One million euros per gram

'Dicaffeoyl quinic acid can prevent the HI virus from reproducing, at least in cell cultures,' explains Claudio Cerboncini, who is now working at the caesar research centre. 'It is one of the few substances known today which inhibit viral integrase – this is an enzyme which is essential if the pathogen is to reproduce.' In contrast to other enzymes medical experts expect there to be only a few side-effects from such integrase inhibitors. In the pharmaceuticals industry they are therefore seen as the great white hope for a completely new class of AIDS drugs. Initial clinical tests seem to confirm DCQA's potential.

'We need these substances to expand our arsenal of effective weapons against the disease,' Dr. Esther Vogt of the Immunological Out-Patient Service of Bonn University Clinic adds. 'It remains to be seen, however, whether they will prove to be as effective in clinical practice as they seem to be at present.'

DCQA occurs in the artichoke and wild chicory, though in extremely small doses. The market price is therefore currently €1,000 per milligram. 'We want to attempt to cultivate sunflower cells or other plant cells in a nutrient solution together with the mould sclerotinia sclerotiorum and then obtain the enzyme from the liquid,' CEMBIO researcher Ralf Theisen says. 'If things go according to plan, we could produce DCQA at a substantially reduced cost.'

From the ceiling of Ralf Theisen's office hangs the model of a Maxus rocket. As a botanist he is actually doing research on how plants react to gravity, and therefore recently sent some of his test objects into space in a rocket like that. 'We are investigating which genes plants switch on and off under particular gravity conditions,' he explains. 'However, with the methods we use we can also, for example, find out which genes the sunflowers activate when they produce DCQA in reaction to a fungus infection.'

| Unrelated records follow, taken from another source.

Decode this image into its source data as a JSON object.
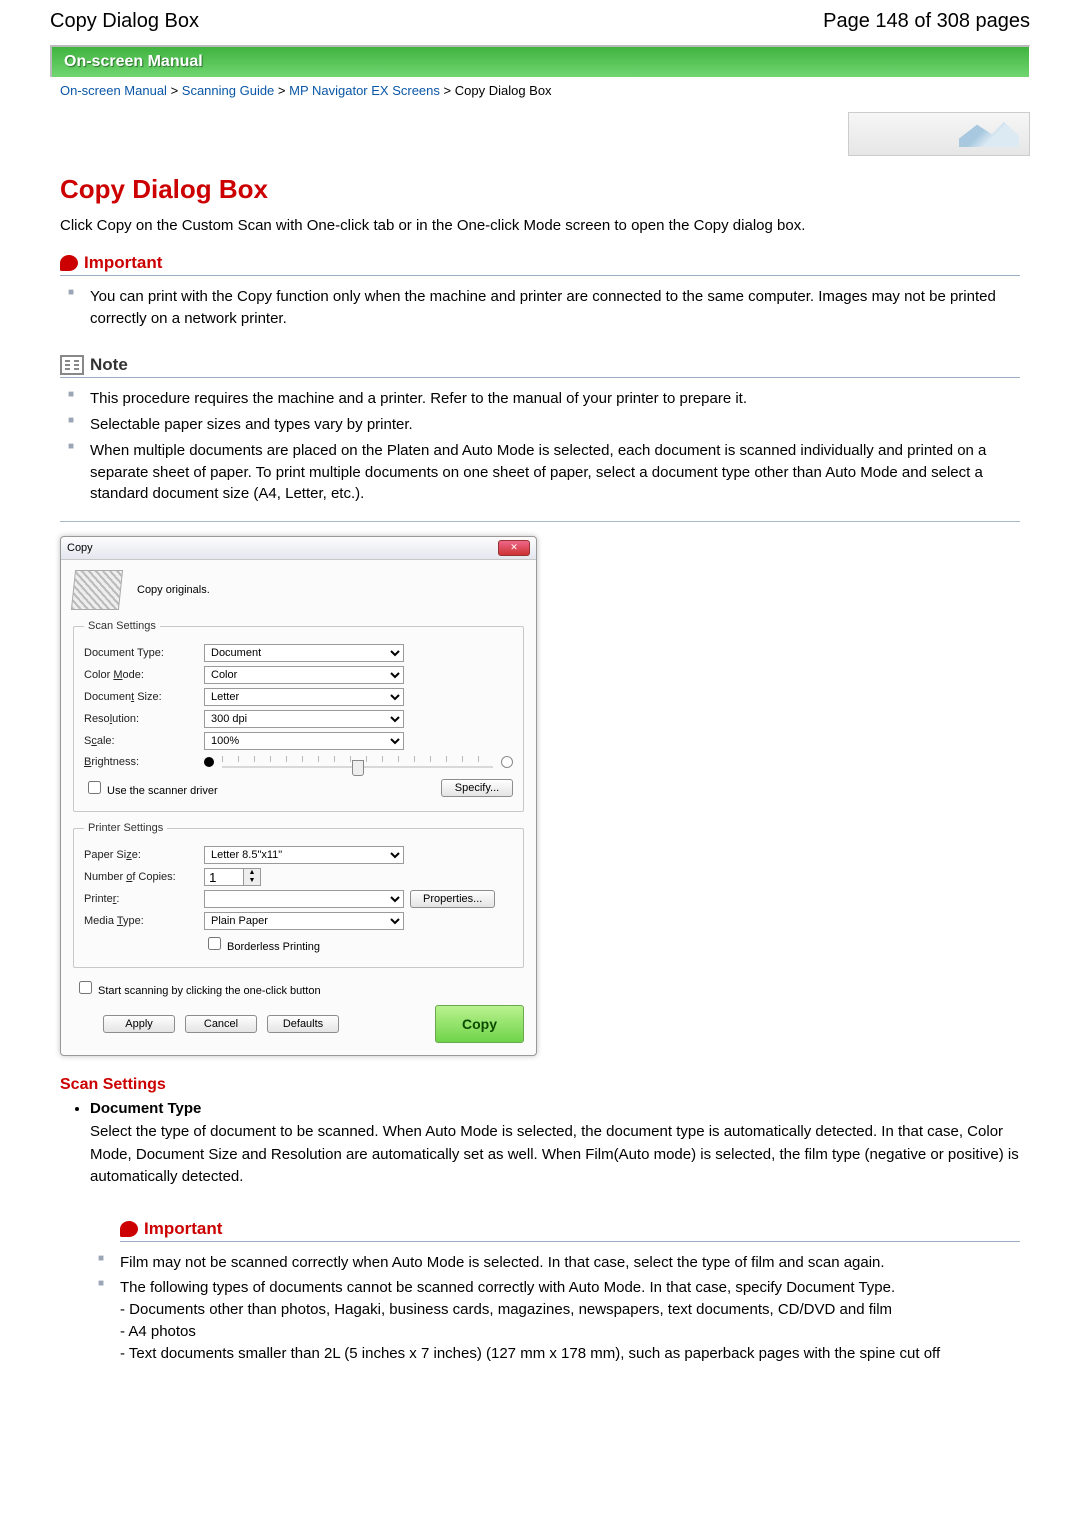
{
  "header": {
    "title_left": "Copy Dialog Box",
    "title_right": "Page 148 of 308 pages"
  },
  "manual_bar": "On-screen Manual",
  "breadcrumb": {
    "items": [
      "On-screen Manual",
      "Scanning Guide",
      "MP Navigator EX Screens"
    ],
    "sep": " > ",
    "current": "Copy Dialog Box"
  },
  "page_title": "Copy Dialog Box",
  "intro": "Click Copy on the Custom Scan with One-click tab or in the One-click Mode screen to open the Copy dialog box.",
  "important_label": "Important",
  "important1": {
    "items": [
      "You can print with the Copy function only when the machine and printer are connected to the same computer. Images may not be printed correctly on a network printer."
    ]
  },
  "note_label": "Note",
  "note1": {
    "items": [
      "This procedure requires the machine and a printer. Refer to the manual of your printer to prepare it.",
      "Selectable paper sizes and types vary by printer.",
      "When multiple documents are placed on the Platen and Auto Mode is selected, each document is scanned individually and printed on a separate sheet of paper. To print multiple documents on one sheet of paper, select a document type other than Auto Mode and select a standard document size (A4, Letter, etc.)."
    ]
  },
  "dialog": {
    "title": "Copy",
    "subtitle": "Copy originals.",
    "scan_legend": "Scan Settings",
    "printer_legend": "Printer Settings",
    "labels": {
      "doc_type": "Document Type:",
      "color_mode_pre": "Color ",
      "color_mode_u": "M",
      "color_mode_post": "ode:",
      "doc_size_pre": "Documen",
      "doc_size_u": "t",
      "doc_size_post": " Size:",
      "res_pre": "Reso",
      "res_u": "l",
      "res_post": "ution:",
      "scale_pre": "S",
      "scale_u": "c",
      "scale_post": "ale:",
      "brightness_pre": "",
      "brightness_u": "B",
      "brightness_post": "rightness:",
      "use_driver_pre": "Use the scanner dri",
      "use_driver_u": "v",
      "use_driver_post": "er",
      "specify_pre": "Speci",
      "specify_u": "f",
      "specify_post": "y...",
      "paper_size_pre": "Paper Si",
      "paper_size_u": "z",
      "paper_size_post": "e:",
      "copies_pre": "Number ",
      "copies_u": "o",
      "copies_post": "f Copies:",
      "printer_pre": "Printe",
      "printer_u": "r",
      "printer_post": ":",
      "properties_pre": "Propert",
      "properties_u": "i",
      "properties_post": "es...",
      "media_pre": "Media ",
      "media_u": "T",
      "media_post": "ype:",
      "borderless": "Borderless Printing",
      "start_one_click_pre": "Start scanning by cl",
      "start_one_click_u": "i",
      "start_one_click_post": "cking the one-click button",
      "apply_u": "A",
      "apply_post": "pply",
      "cancel": "Cancel",
      "defaults_u": "D",
      "defaults_post": "efaults",
      "copy_btn": "Copy"
    },
    "values": {
      "doc_type": "Document",
      "color_mode": "Color",
      "doc_size": "Letter",
      "resolution": "300 dpi",
      "scale": "100%",
      "paper_size": "Letter 8.5\"x11\"",
      "copies": "1",
      "printer": "",
      "media": "Plain Paper"
    }
  },
  "scan_settings_head": "Scan Settings",
  "doc_type_item": {
    "title": "Document Type",
    "desc": "Select the type of document to be scanned. When Auto Mode is selected, the document type is automatically detected. In that case, Color Mode, Document Size and Resolution are automatically set as well. When Film(Auto mode) is selected, the film type (negative or positive) is automatically detected."
  },
  "important2": {
    "items": [
      "Film may not be scanned correctly when Auto Mode is selected. In that case, select the type of film and scan again.",
      "The following types of documents cannot be scanned correctly with Auto Mode. In that case, specify Document Type."
    ],
    "sub": [
      "- Documents other than photos, Hagaki, business cards, magazines, newspapers, text documents, CD/DVD and film",
      "- A4 photos",
      "- Text documents smaller than 2L (5 inches x 7 inches) (127 mm x 178 mm), such as paperback pages with the spine cut off"
    ]
  }
}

This knowledge would make mass production of DCQA a distinct possibility. Even now chemists can 'copy' the substance, albeit only with great difficulty. 'The tricky bit is transferring the caffeoyl groups to the quinic acid,' Ralf Theisen says. 'The plants probably only have one enzyme, which acts as a catalyst for this transfer. If we can find the construction manual for this enzyme, i.e. the corresponding gene, and can smuggle it into the bacteria, the latter can produce the enzyme in large quantities. The critical step of synthesis would then be child's play and could be carried out on an industrial basis by using the fermentation technology available in Jülich.'